Mr O'Hanlon told Fox News: "Let's not forget what happened in previous Olympic periods when people used the Olympics either as a cover for aggression – that’s what Russia did in 2008 with the Beijing Olympics when it invaded Georgia – or when Russia after its own Olympics in 2014 annexed Crimea.
"Even if we get a couple months of a lull we gotta have a strategy for what would happen next to make sure we are not taken advantage of and make sure we don’t squander whatever opportunity we may have for diplomacy."
Despite voting in favour of issuing harsher economic sanctions against the Kim regime, reports have claimed China continues to provide North Korea with fuel.
Reports from South Korean newspaper Chosun Ilbo suggest China transferred oil to North Korean ships nearly 30 times since October despite backing UN sanctions banning oil trade with Pyongyang.
US President Donald Trump responded to the rumours saying he was "disappointed" with China for perpetuating the "North Korea problem" with the sale.
It comes after officials from Seoul were seen crossing Unification Bridge for the first face-to-face talks in over two years to discuss North Korea’s team taking part in the Winter Olympics in Pyeongchang.
Unification Ministry spokesman Baek Tae-hyun said: ”The talks will focus on North Korea's participation in the Pyeongchang Winter Olympics and our preparations have centred around some requests made by the North for a peaceful Olympic Games.”
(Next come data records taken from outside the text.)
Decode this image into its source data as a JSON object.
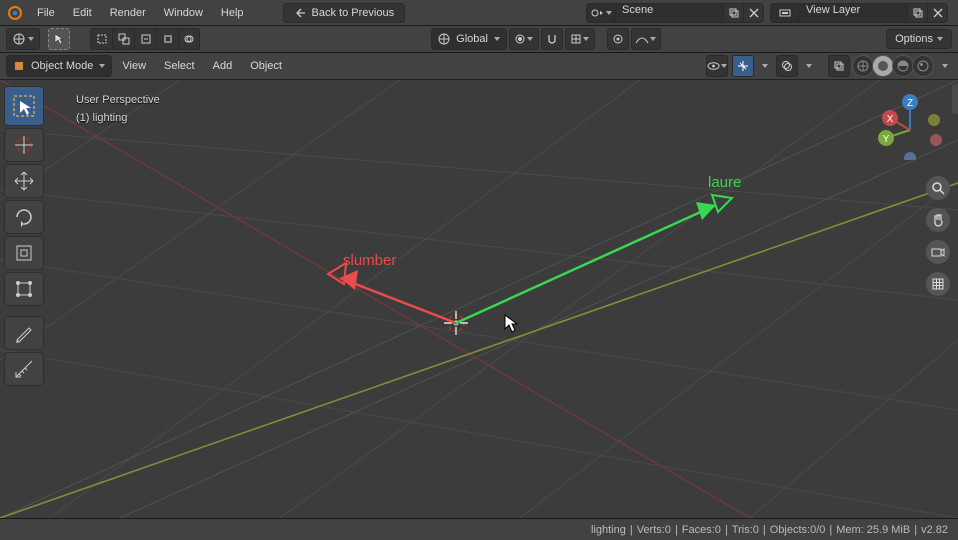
{
  "menubar": {
    "items": [
      "File",
      "Edit",
      "Render",
      "Window",
      "Help"
    ],
    "back_label": "Back to Previous",
    "scene_label": "Scene",
    "viewlayer_label": "View Layer"
  },
  "header": {
    "global_label": "Global",
    "options_label": "Options"
  },
  "viewheader": {
    "mode_label": "Object Mode",
    "menus": [
      "View",
      "Select",
      "Add",
      "Object"
    ]
  },
  "overlay": {
    "perspective": "User Perspective",
    "context": "(1) lighting"
  },
  "scene_objects": {
    "green_label": "laure",
    "red_label": "slumber"
  },
  "axis": {
    "x": "X",
    "y": "Y",
    "z": "Z"
  },
  "status": {
    "scene": "lighting",
    "verts": "Verts:0",
    "faces": "Faces:0",
    "tris": "Tris:0",
    "objects": "Objects:0/0",
    "mem": "Mem: 25.9 MiB",
    "version": "v2.82"
  },
  "colors": {
    "red": "#ed4b4b",
    "green": "#38d651",
    "blue": "#3a7ec2",
    "olive": "#8a8a3a",
    "darkred": "#6a3a3a",
    "accent": "#3a5e8c"
  }
}
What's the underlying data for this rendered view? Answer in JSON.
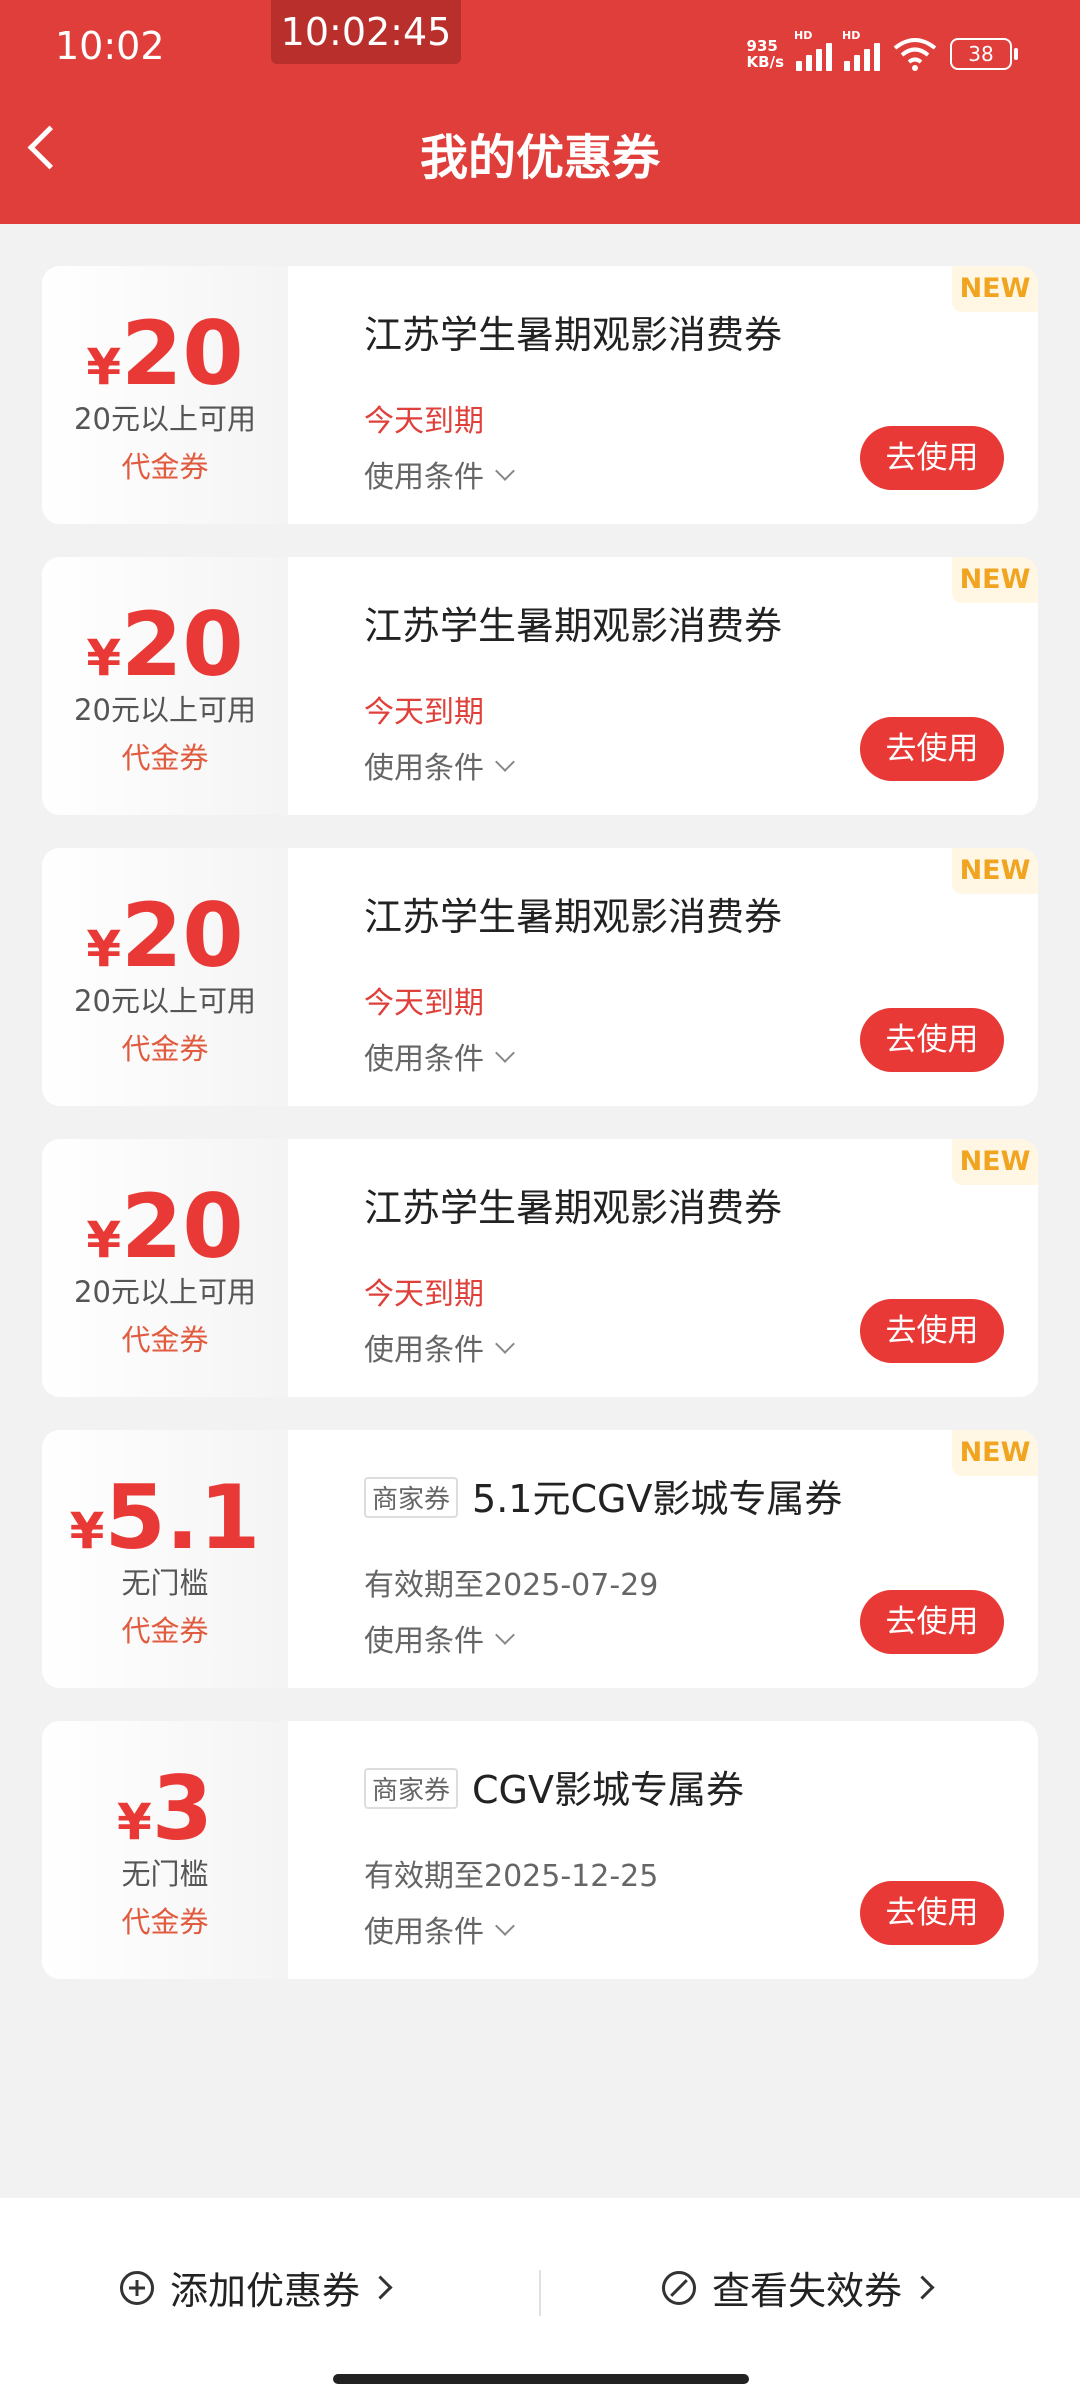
{
  "status_bar": {
    "time": "10:02",
    "clock_overlay": "10:02:45",
    "net_speed_value": "935",
    "net_speed_unit": "KB/s",
    "signal_label": "HD",
    "battery": "38"
  },
  "header": {
    "title": "我的优惠券"
  },
  "coupons": [
    {
      "yen": "¥",
      "amount": "20",
      "threshold": "20元以上可用",
      "type": "代金券",
      "title": "江苏学生暑期观影消费券",
      "expiry": "今天到期",
      "conditions": "使用条件",
      "button": "去使用",
      "badge": "NEW"
    },
    {
      "yen": "¥",
      "amount": "20",
      "threshold": "20元以上可用",
      "type": "代金券",
      "title": "江苏学生暑期观影消费券",
      "expiry": "今天到期",
      "conditions": "使用条件",
      "button": "去使用",
      "badge": "NEW"
    },
    {
      "yen": "¥",
      "amount": "20",
      "threshold": "20元以上可用",
      "type": "代金券",
      "title": "江苏学生暑期观影消费券",
      "expiry": "今天到期",
      "conditions": "使用条件",
      "button": "去使用",
      "badge": "NEW"
    },
    {
      "yen": "¥",
      "amount": "20",
      "threshold": "20元以上可用",
      "type": "代金券",
      "title": "江苏学生暑期观影消费券",
      "expiry": "今天到期",
      "conditions": "使用条件",
      "button": "去使用",
      "badge": "NEW"
    },
    {
      "yen": "¥",
      "amount": "5.1",
      "threshold": "无门槛",
      "type": "代金券",
      "tag": "商家券",
      "title": "5.1元CGV影城专属券",
      "expiry": "有效期至2025-07-29",
      "conditions": "使用条件",
      "button": "去使用",
      "badge": "NEW"
    },
    {
      "yen": "¥",
      "amount": "3",
      "threshold": "无门槛",
      "type": "代金券",
      "tag": "商家券",
      "title": "CGV影城专属券",
      "expiry": "有效期至2025-12-25",
      "conditions": "使用条件",
      "button": "去使用"
    }
  ],
  "footer": {
    "add_label": "添加优惠券",
    "invalid_label": "查看失效券"
  },
  "colors": {
    "header_red": "#e03e3b",
    "accent_red": "#e93936",
    "badge_orange": "#f0a41f"
  }
}
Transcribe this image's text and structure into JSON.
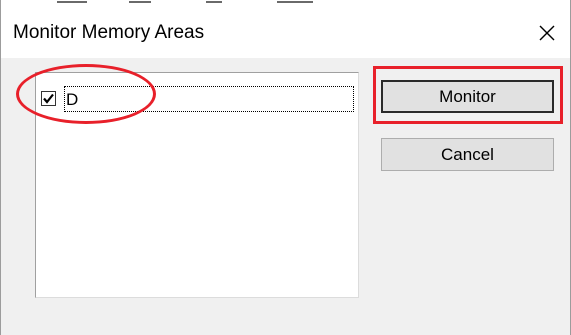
{
  "window": {
    "title": "Monitor Memory Areas",
    "close_icon": "close-icon"
  },
  "memory_list": {
    "items": [
      {
        "label": "D",
        "checked": true
      }
    ]
  },
  "buttons": {
    "monitor_label": "Monitor",
    "cancel_label": "Cancel"
  },
  "annotations": {
    "highlight_color": "#e8202a"
  }
}
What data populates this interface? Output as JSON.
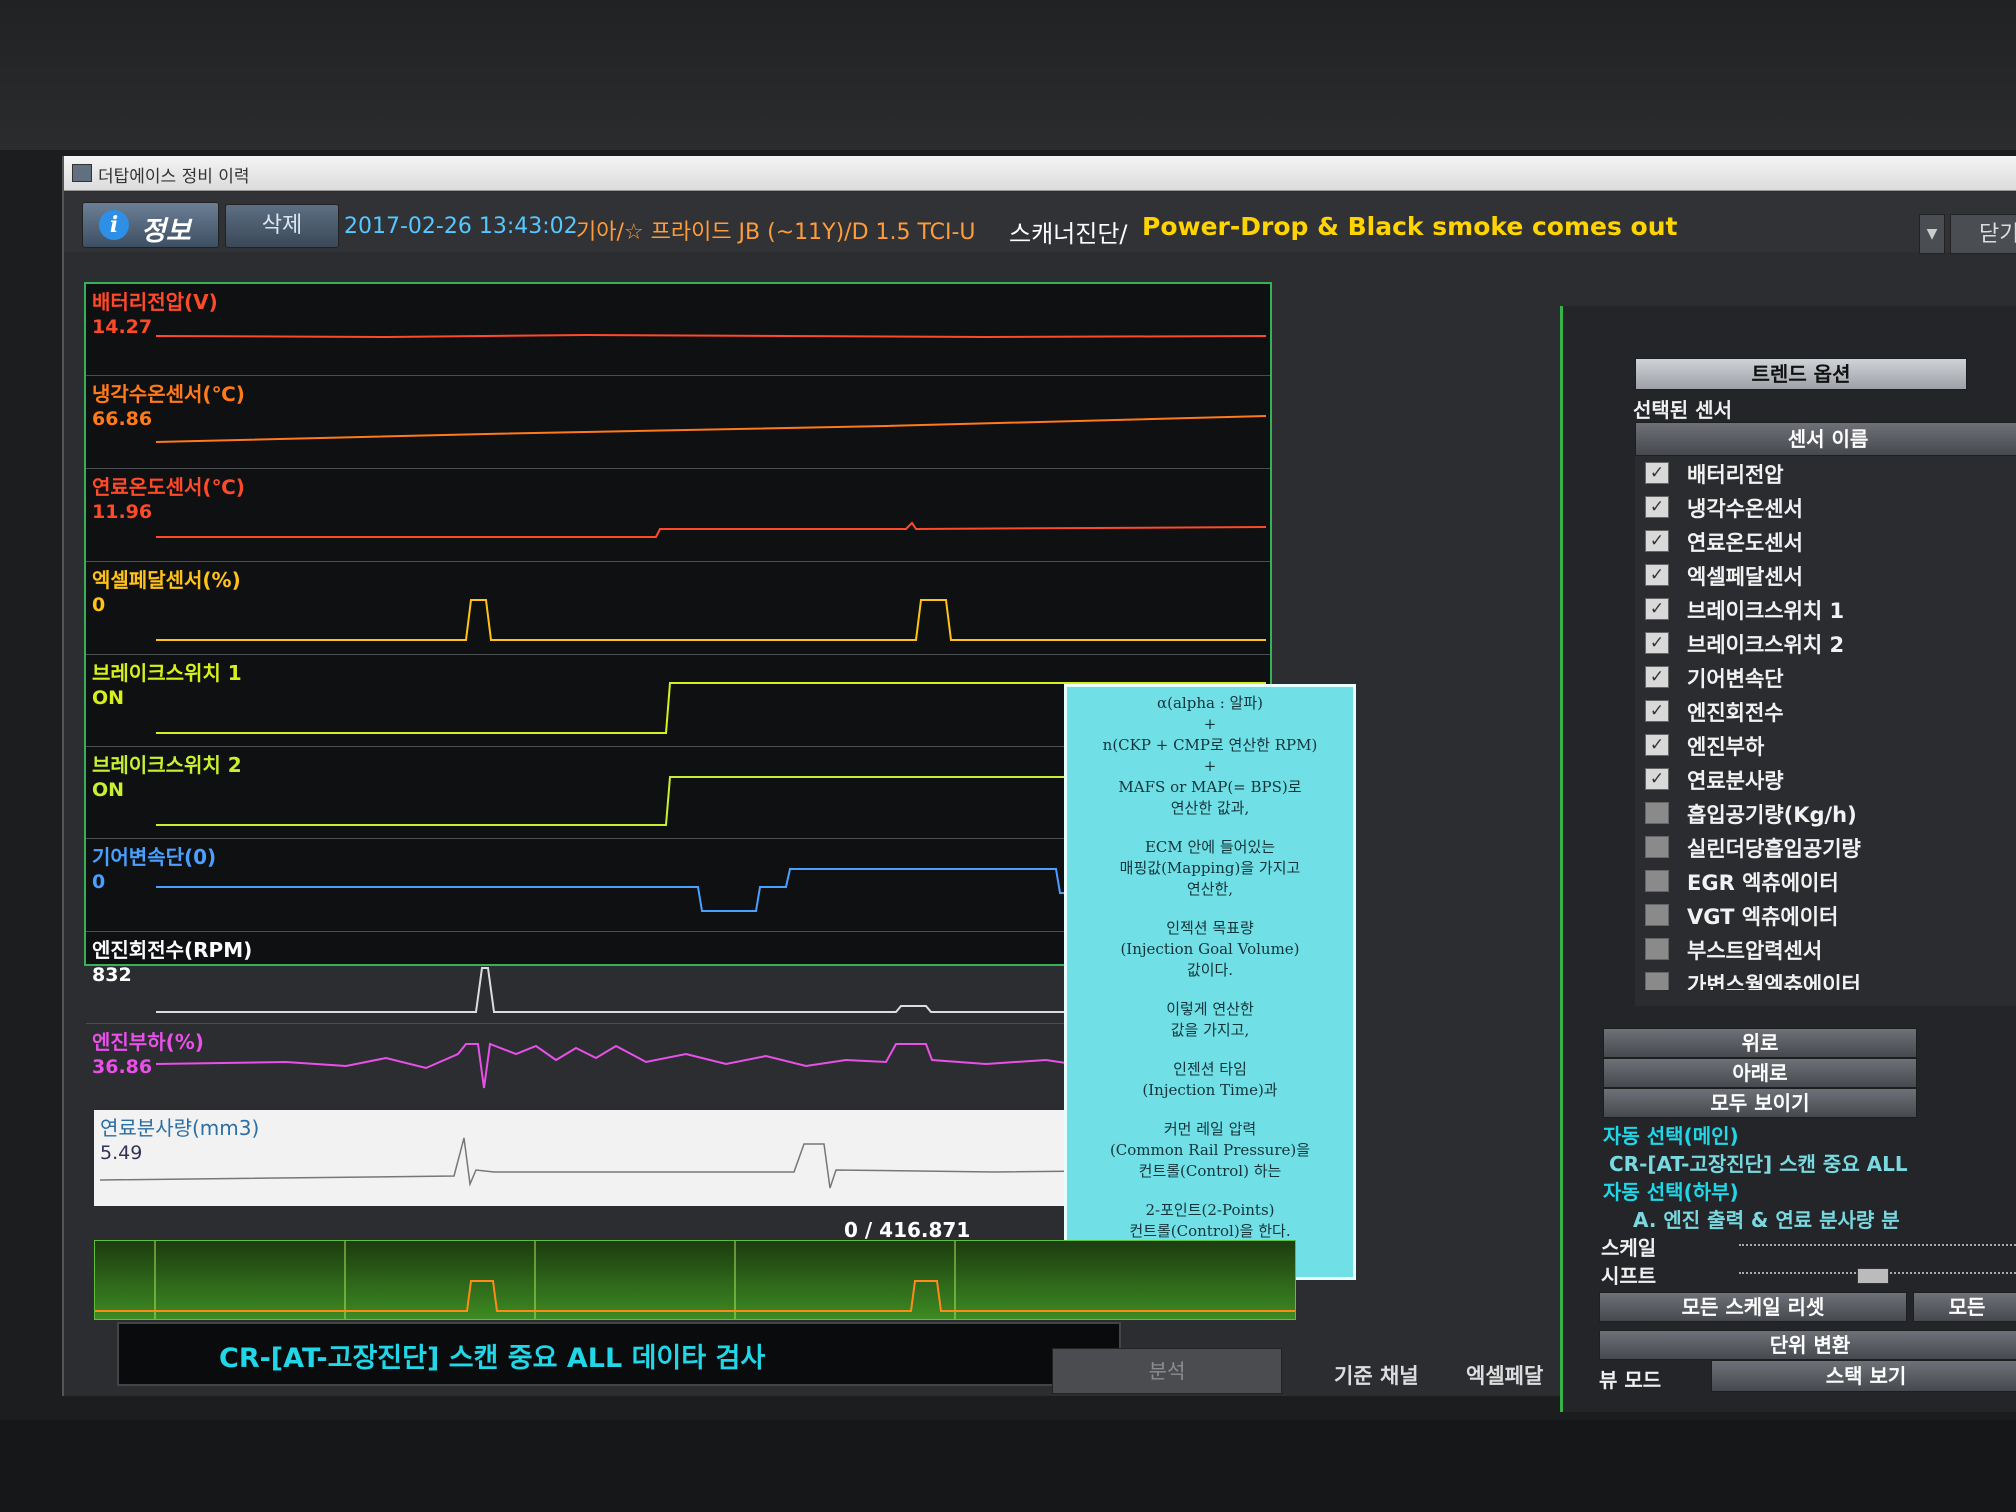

The two bitter neighbours may even march under the same flag at the opening ceremony of the Winter Olympics, some officials from the South hope.